> _Prompt_
Using the listing below, please gather every line containing the word "size".

> _Data supplied_

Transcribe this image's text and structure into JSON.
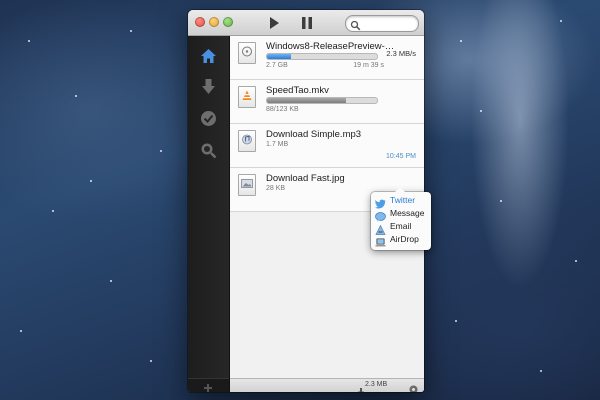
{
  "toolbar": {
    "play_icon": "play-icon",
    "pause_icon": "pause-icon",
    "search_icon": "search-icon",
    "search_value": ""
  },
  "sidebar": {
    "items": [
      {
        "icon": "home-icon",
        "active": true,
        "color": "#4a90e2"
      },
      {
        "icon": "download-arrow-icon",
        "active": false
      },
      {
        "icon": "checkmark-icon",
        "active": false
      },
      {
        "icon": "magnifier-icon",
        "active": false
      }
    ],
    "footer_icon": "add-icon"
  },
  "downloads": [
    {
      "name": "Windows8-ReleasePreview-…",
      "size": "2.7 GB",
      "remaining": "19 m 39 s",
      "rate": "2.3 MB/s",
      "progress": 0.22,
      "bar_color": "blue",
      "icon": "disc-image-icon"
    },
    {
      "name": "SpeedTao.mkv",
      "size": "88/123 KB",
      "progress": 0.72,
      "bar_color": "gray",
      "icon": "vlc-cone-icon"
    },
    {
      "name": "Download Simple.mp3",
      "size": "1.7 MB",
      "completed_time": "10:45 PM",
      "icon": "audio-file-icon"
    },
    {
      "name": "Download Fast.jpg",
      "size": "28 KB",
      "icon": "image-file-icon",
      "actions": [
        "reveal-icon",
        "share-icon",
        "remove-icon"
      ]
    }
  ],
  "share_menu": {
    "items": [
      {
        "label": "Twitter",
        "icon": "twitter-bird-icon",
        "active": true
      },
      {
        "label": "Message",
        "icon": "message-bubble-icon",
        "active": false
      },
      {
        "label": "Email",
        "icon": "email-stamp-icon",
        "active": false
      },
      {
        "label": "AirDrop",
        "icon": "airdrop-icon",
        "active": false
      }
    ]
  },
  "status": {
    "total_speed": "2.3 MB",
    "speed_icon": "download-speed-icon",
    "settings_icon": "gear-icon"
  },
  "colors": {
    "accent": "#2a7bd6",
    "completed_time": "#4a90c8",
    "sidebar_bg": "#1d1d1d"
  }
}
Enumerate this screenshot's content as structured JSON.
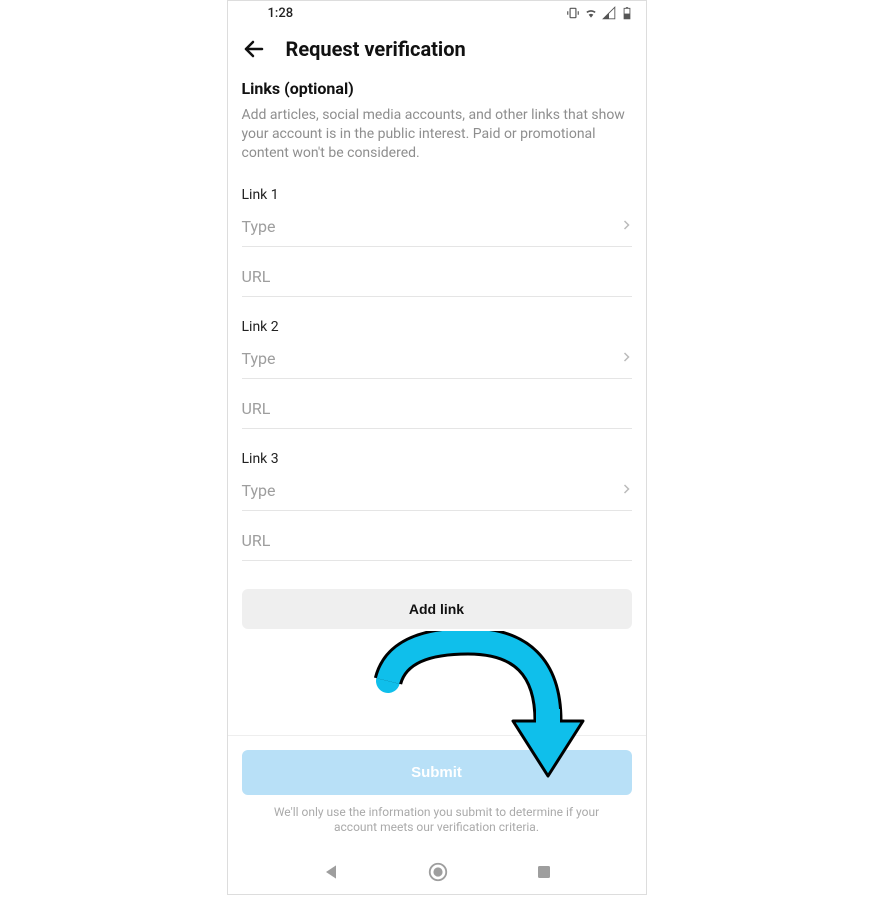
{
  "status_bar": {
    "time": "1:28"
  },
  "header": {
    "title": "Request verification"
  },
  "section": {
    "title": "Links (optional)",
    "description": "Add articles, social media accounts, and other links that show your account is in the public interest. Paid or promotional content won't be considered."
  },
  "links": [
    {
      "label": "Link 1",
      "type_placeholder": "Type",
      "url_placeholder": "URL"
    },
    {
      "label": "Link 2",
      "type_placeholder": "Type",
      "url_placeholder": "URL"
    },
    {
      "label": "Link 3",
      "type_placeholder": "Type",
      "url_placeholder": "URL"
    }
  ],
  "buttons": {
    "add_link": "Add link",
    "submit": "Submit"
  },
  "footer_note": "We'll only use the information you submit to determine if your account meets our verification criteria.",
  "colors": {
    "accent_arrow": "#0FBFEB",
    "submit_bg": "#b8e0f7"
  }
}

> _Solution to this problem_
      "size": "2.7 GB",
      "size": "88/123 KB",
      "size": "1.7 MB",
      "size": "28 KB",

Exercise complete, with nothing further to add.